LONDON, July 7 (IFR) - The Republic of Iceland is planning
its first euro-denominated bond sale since 2006, a shift away
from the US dollar funding it relied on after its banking sector
Iceland has only tapped dollars since the collapse of its
banking sector in 2008. The new euro deal will have a maturity
of six years and will be marketed via leads Barclays, Citigroup,
Deutsche Bank and JP Morgan.
"The euro bond will allow Iceland to diversify away from its
traditional US dollar investor base," said a syndicate official
working on the deal, adding that the trade will appeal to
UK-based asset managers and others who are short of euro supply.
The odd six-year maturity will be used to service a large
redemption in the form of Nordic loans that the sovereign
borrowed at the height of the crisis.
Iceland was last in the public market with a
heavily-oversubscribed 10-year dollar bond in May 2012. The
previous year, it returned to the capital markets with a
five-year issue in the currency.
The path to market, however, has not always been smooth
sailing for Icelandic names, despite the Nordic island being
heralded as a European recovery story.
In May, Arion Banki put a euro issue on hold after investor

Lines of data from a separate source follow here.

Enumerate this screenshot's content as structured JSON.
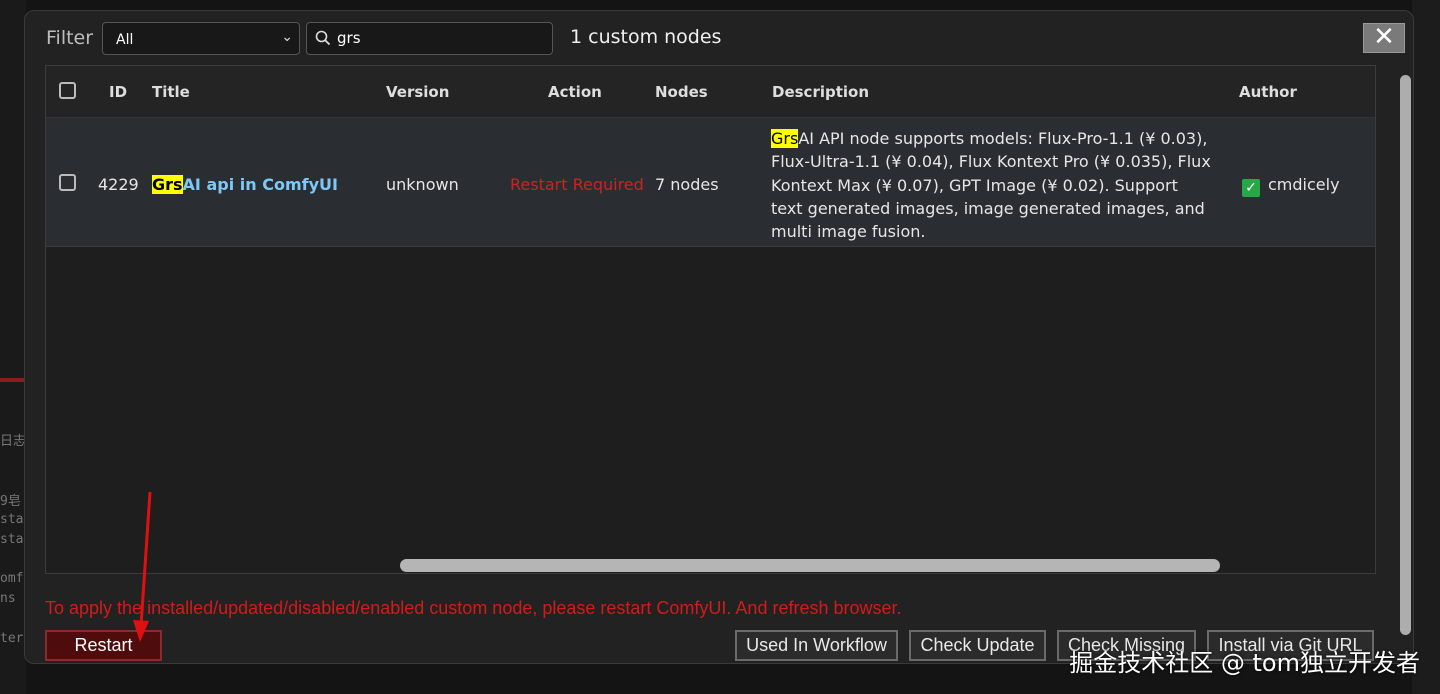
{
  "background": {
    "left_fragments": [
      "日志",
      "9皂|",
      "sta",
      "sta",
      "omf",
      "ns",
      "ter"
    ]
  },
  "header": {
    "filter_label": "Filter",
    "filter_value": "All",
    "search_value": "grs",
    "count_text": "1 custom nodes",
    "close_label": "✕"
  },
  "table": {
    "columns": [
      "ID",
      "Title",
      "Version",
      "Action",
      "Nodes",
      "Description",
      "Author"
    ],
    "rows": [
      {
        "id": "4229",
        "title_highlight": "Grs",
        "title_rest": "AI api in ComfyUI",
        "version": "unknown",
        "action": "Restart Required",
        "nodes": "7 nodes",
        "desc_highlight": "Grs",
        "desc_rest": "AI API node supports models: Flux-Pro-1.1 (¥ 0.03), Flux-Ultra-1.1 (¥ 0.04), Flux Kontext Pro (¥ 0.035), Flux Kontext Max (¥ 0.07), GPT Image (¥ 0.02). Support text generated images, image generated images, and multi image fusion.",
        "author": "cmdicely"
      }
    ]
  },
  "footer": {
    "notice": "To apply the installed/updated/disabled/enabled custom node, please restart ComfyUI. And refresh browser.",
    "restart_label": "Restart",
    "buttons": [
      "Used In Workflow",
      "Check Update",
      "Check Missing",
      "Install via Git URL"
    ]
  },
  "watermark": "掘金技术社区 @ tom独立开发者",
  "colors": {
    "highlight": "#ffff00",
    "action_red": "#d02020",
    "title_link": "#7fc8f5",
    "restart_bg": "#4f0c0c",
    "annotation_arrow": "#e01010"
  }
}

feedback on pricing did not match its expectations, a setback
for what was expected to be the last stage in the European
banking sector recovery.
The failure was a blow for the bank and for the country, as
market participants hoped the transaction could have opened the
door for other Icelandic lenders and the sovereign.
An investor call for the new euro issue will be held today
at 1pm, while initial price thoughts could be announced as early
as this afternoon, depending on investor feedback.
Iceland is rated Baa3/BBB-/BBB (all stable).
(Reporting by Sarka Halas, editing by Julian Baker)